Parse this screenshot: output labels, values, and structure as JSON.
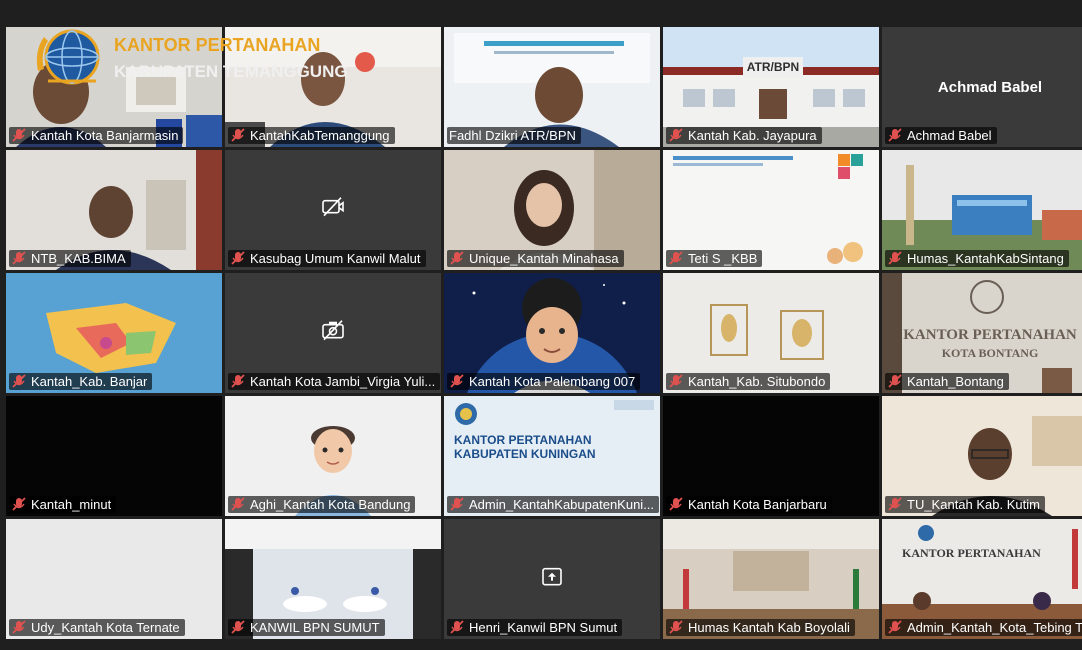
{
  "overlay": {
    "title": "KANTOR PERTANAHAN",
    "subtitle": "KABUPATEN TEMANGGUNG"
  },
  "tiles": [
    {
      "name": "Kantah Kota Banjarmasin"
    },
    {
      "name": "KantahKabTemanggung"
    },
    {
      "name": "Fadhl Dzikri ATR/BPN"
    },
    {
      "name": "Kantah Kab. Jayapura"
    },
    {
      "name": "Achmad Babel",
      "center": "Achmad Babel"
    },
    {
      "name": "NTB_KAB.BIMA"
    },
    {
      "name": "Kasubag Umum Kanwil Malut"
    },
    {
      "name": "Unique_Kantah Minahasa"
    },
    {
      "name": "Teti S _KBB"
    },
    {
      "name": "Humas_KantahKabSintang"
    },
    {
      "name": "Kantah_Kab. Banjar"
    },
    {
      "name": "Kantah Kota Jambi_Virgia Yuli..."
    },
    {
      "name": "Kantah Kota Palembang 007"
    },
    {
      "name": "Kantah_Kab. Situbondo"
    },
    {
      "name": "Kantah_Bontang"
    },
    {
      "name": "Kantah_minut"
    },
    {
      "name": "Aghi_Kantah Kota Bandung"
    },
    {
      "name": "Admin_KantahKabupatenKuni..."
    },
    {
      "name": "Kantah Kota Banjarbaru"
    },
    {
      "name": "TU_Kantah Kab. Kutim"
    },
    {
      "name": "Udy_Kantah Kota Ternate"
    },
    {
      "name": "KANWIL BPN SUMUT"
    },
    {
      "name": "Henri_Kanwil BPN Sumut"
    },
    {
      "name": "Humas Kantah Kab Boyolali"
    },
    {
      "name": "Admin_Kantah_Kota_Tebing T..."
    }
  ],
  "scene_text": {
    "atr_sign": "ATR/BPN",
    "kuningan_line1": "KANTOR PERTANAHAN",
    "kuningan_line2": "KABUPATEN KUNINGAN",
    "bontang_line1": "KANTOR PERTANAHAN",
    "bontang_line2": "KOTA BONTANG",
    "tebing_line1": "KANTOR PERTANAHAN"
  },
  "colors": {
    "active_border": "#7bd88f",
    "muted_mic": "#e0524f",
    "overlay_title": "#e9a422"
  }
}
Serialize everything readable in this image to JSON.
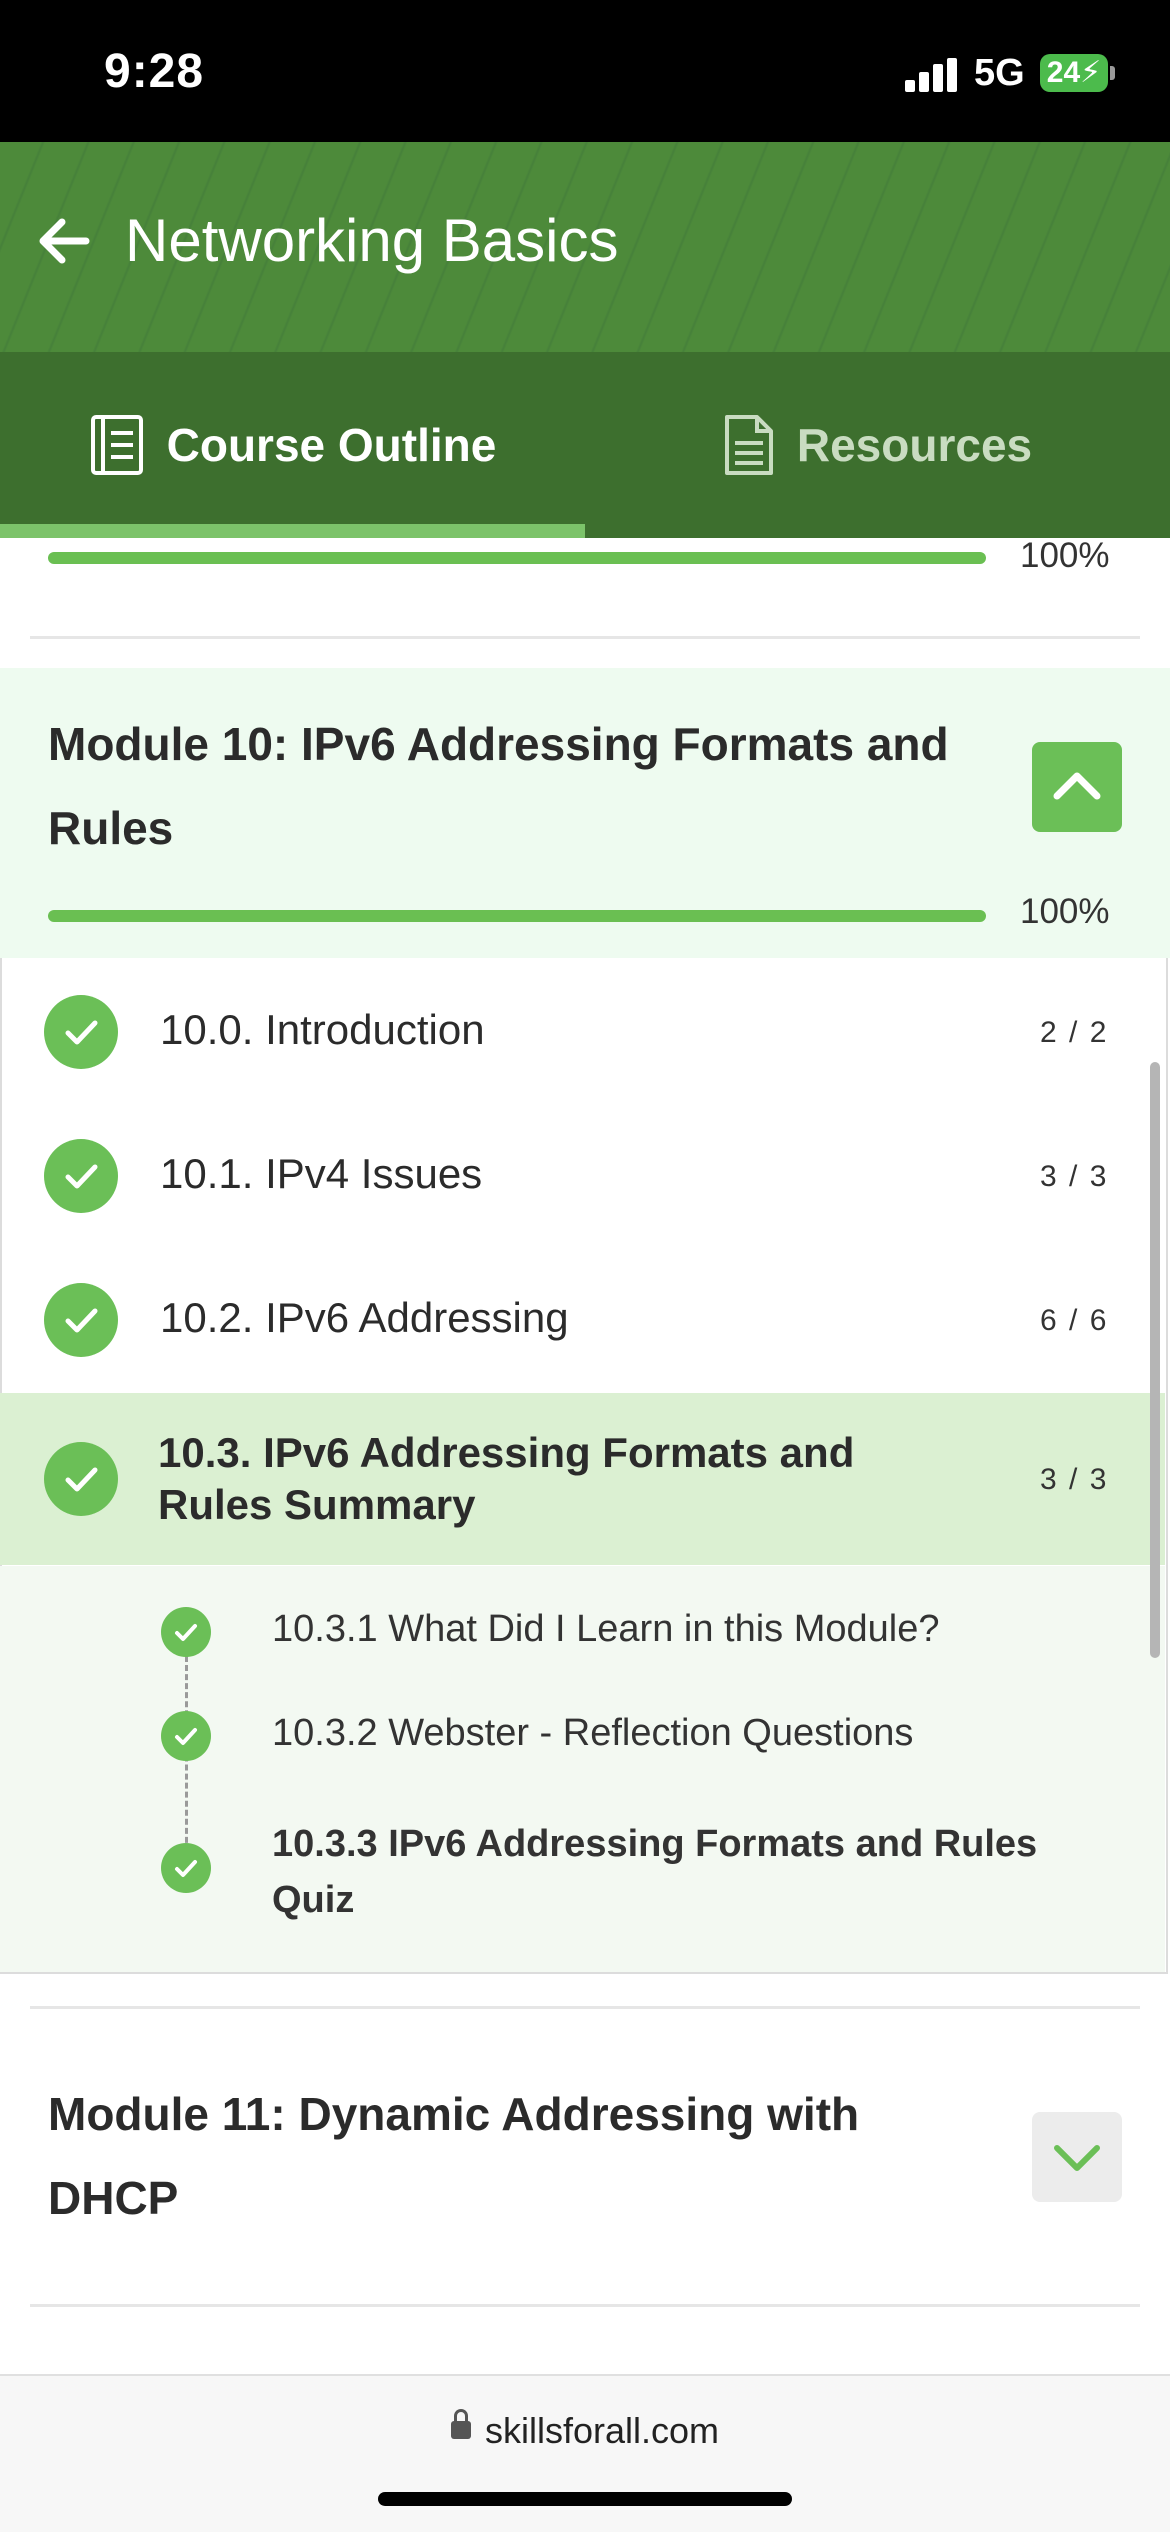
{
  "status_bar": {
    "time": "9:28",
    "network": "5G",
    "battery": "24"
  },
  "header": {
    "title": "Networking Basics"
  },
  "tabs": [
    {
      "label": "Course Outline",
      "active": true
    },
    {
      "label": "Resources",
      "active": false
    }
  ],
  "prev_module": {
    "progress": 1.0,
    "progress_text": "100%"
  },
  "module10": {
    "title_line1": "Module 10: IPv6 Addressing Formats and",
    "title_line2": "Rules",
    "progress": 1.0,
    "progress_text": "100%",
    "expanded": true,
    "lessons": [
      {
        "title": "10.0. Introduction",
        "count": "2 / 2",
        "completed": true
      },
      {
        "title": "10.1. IPv4 Issues",
        "count": "3 / 3",
        "completed": true
      },
      {
        "title": "10.2. IPv6 Addressing",
        "count": "6 / 6",
        "completed": true
      },
      {
        "title_line1": "10.3. IPv6 Addressing Formats and",
        "title_line2": "Rules Summary",
        "count": "3 / 3",
        "completed": true,
        "active": true
      }
    ],
    "sub_items": [
      {
        "title": "10.3.1 What Did I Learn in this Module?"
      },
      {
        "title": "10.3.2 Webster - Reflection Questions"
      },
      {
        "title_line1": "10.3.3 IPv6 Addressing Formats and Rules",
        "title_line2": "Quiz",
        "current": true
      }
    ]
  },
  "module11": {
    "title_line1": "Module 11: Dynamic Addressing with",
    "title_line2": "DHCP",
    "expanded": false
  },
  "browser": {
    "url": "skillsforall.com"
  },
  "colors": {
    "brand_green": "#4d8a3a",
    "accent_green": "#6bbf57",
    "active_row": "#dbf0d2",
    "module_bg": "#eefbf0"
  }
}
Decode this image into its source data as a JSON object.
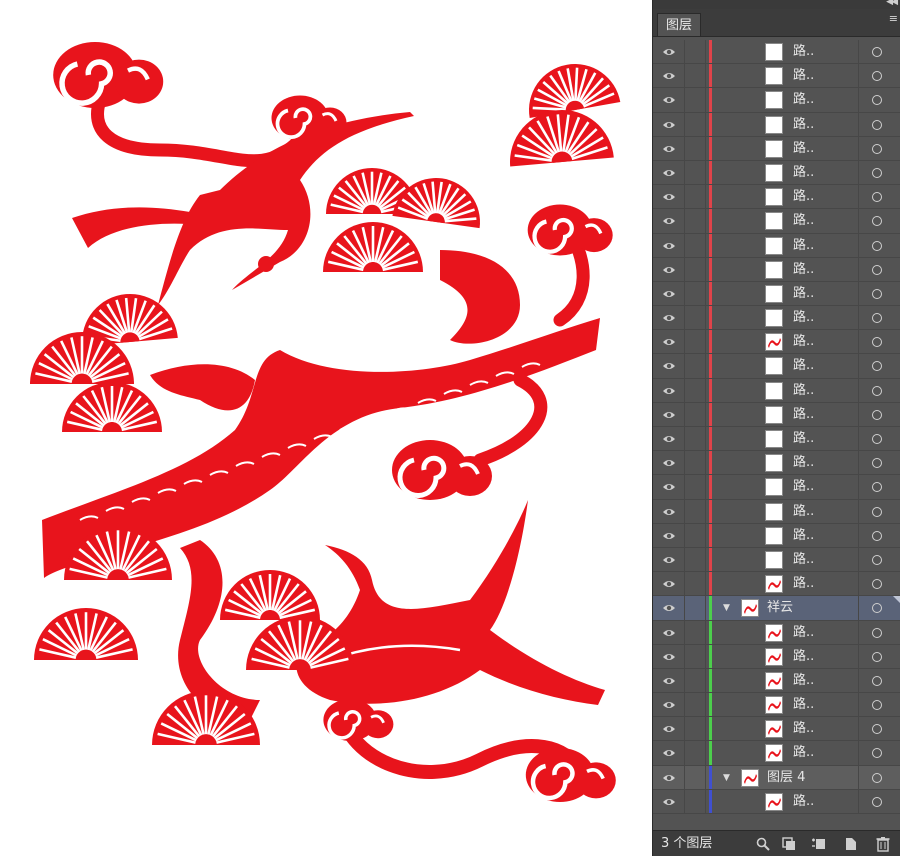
{
  "panel": {
    "tab_label": "图层",
    "tab_menu_icon": "panel-menu-icon",
    "collapse_icon": "double-chevron-left-icon",
    "footer_text": "3 个图层",
    "footer_icons": [
      "search-icon",
      "make-clipping-mask-icon",
      "create-sublayer-icon",
      "new-layer-icon",
      "delete-icon"
    ],
    "item_name": "路..",
    "layer_cloud": "祥云",
    "layer_four": "图层 4"
  },
  "colors": {
    "papercut_red": "#e8141c",
    "layer1_color": "#e0434a",
    "layer_cloud_color": "#4ccf4c",
    "layer4_color": "#4050d0",
    "panel_bg": "#535353"
  }
}
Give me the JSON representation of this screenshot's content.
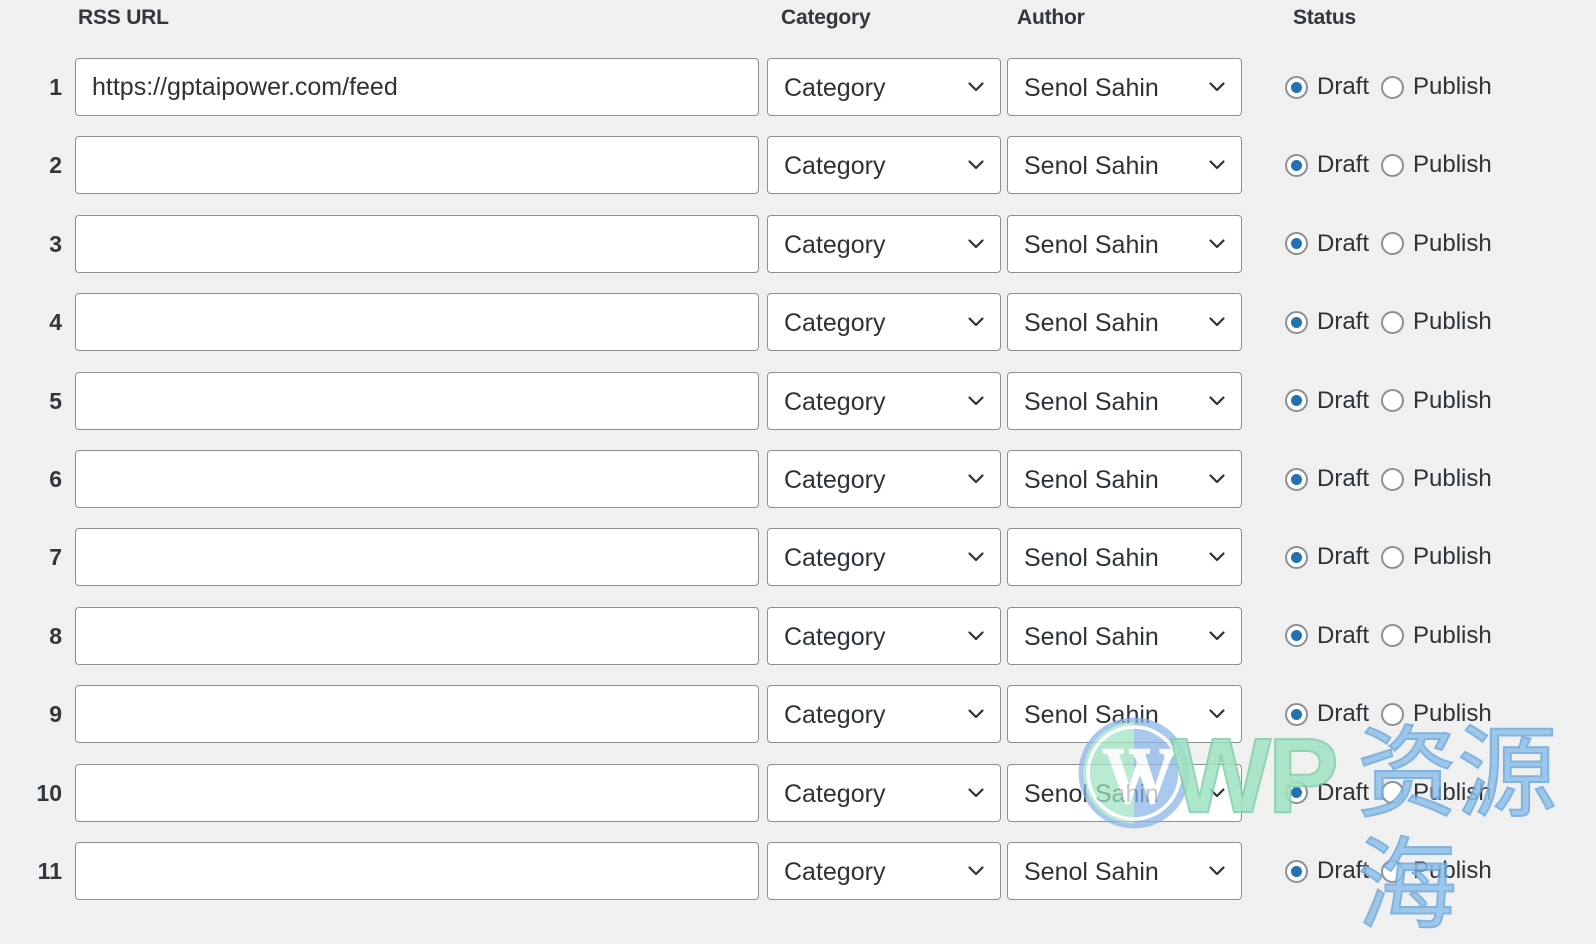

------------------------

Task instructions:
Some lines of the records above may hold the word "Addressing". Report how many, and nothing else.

Result of this task:
5